Product categories

HomeNews & alertsMedia releasesMedia releases by agencyConsumer Affairs VictoriaVIC: Update: Permanent ban on small, high powered magnets - News alert

VIC: Update: Permanent ban on small, high powered magnets - News alert

Date: 15th November 2012

A permanent, Australia-wide ban on small, high-powered magnets has come into effect today (15 November 2012).

The Federal Government's permanent ban follows the interim ban on small, powerful magnets approved by the Victorian Minister for Consumer Affairs on 23 August 2012.

The permanent ban applies to magnets that:

  • are loose or separable 
  • are small enough to fit into the small parts cylinder used in the mandatory standard for toys for children up to and including 36 months of age
  • have a magnetic flux of 50 or more
  • are marketed by the supplier as, or supplied for use as any of the following:
    • a toy, game or puzzle (including but not limited to an adult desk toy, an educational toy or game, a toy, game or puzzle for mental stimulation or stress relief)
    • a construction or modelling kit
    • jewellery to be worn in or around the mouth or nose.

The magnets, which are used in certain novelty items marketed to adults, can cause serious injury or death if swallowed or inhaled by children.

The magnets cannot be sold or made available for sale. The banned products include:

  • BuckyBalls
  • Buckycubes
  • Nanodots
  • Neocubes
  • Neodymium sphere magnets
  • Xcube.

For more information about the dangers and specific details about the banned items, view the Magnets, small high powered page on the Product Safety Australia website.

Businesses must not sell these products and must remove them from sale, including online sales.

Consumer Affairs Victoria’s inspectors visit retailers regularly to ensure banned products are removed from shelves and to seize banned items.

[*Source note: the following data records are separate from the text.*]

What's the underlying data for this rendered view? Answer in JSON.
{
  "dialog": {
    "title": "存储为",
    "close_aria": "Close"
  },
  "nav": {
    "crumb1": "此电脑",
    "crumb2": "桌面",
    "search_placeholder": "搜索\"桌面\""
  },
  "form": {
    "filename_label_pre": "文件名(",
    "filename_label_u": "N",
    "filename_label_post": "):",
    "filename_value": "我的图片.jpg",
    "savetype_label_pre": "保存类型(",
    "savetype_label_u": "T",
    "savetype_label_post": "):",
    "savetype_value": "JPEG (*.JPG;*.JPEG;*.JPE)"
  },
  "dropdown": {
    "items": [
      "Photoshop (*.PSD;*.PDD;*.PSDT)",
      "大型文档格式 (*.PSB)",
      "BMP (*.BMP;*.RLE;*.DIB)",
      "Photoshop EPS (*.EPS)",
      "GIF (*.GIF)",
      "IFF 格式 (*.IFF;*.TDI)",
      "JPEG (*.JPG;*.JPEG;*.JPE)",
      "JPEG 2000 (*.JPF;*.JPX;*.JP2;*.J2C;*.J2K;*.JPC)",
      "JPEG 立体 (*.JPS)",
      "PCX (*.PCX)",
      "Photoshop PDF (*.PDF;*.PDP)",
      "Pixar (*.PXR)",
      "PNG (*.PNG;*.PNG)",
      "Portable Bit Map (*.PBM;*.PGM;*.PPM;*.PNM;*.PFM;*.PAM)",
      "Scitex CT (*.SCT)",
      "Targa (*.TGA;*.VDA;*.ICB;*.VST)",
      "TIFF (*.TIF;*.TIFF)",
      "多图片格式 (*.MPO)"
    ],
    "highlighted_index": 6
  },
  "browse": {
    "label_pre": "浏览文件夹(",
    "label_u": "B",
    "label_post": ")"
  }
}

The Victorian Injury Surveillance Unit reported 203 ‘ingestion of magnets’ incidents in the 15 years to 2010; 43 per cent involved ‘magnetic balls or spheres’.

There had been a substantial increase in incidents since 2005 before the bans were introduced.

For more information, view our Product Safety page.

Contact Details

© Copyright ACCC 2014 Contact us | Site map | Glossary | New on site | Help | Privacy | Disclaimer & copyright | Accessibility | Login | Chinese language information page 中文信息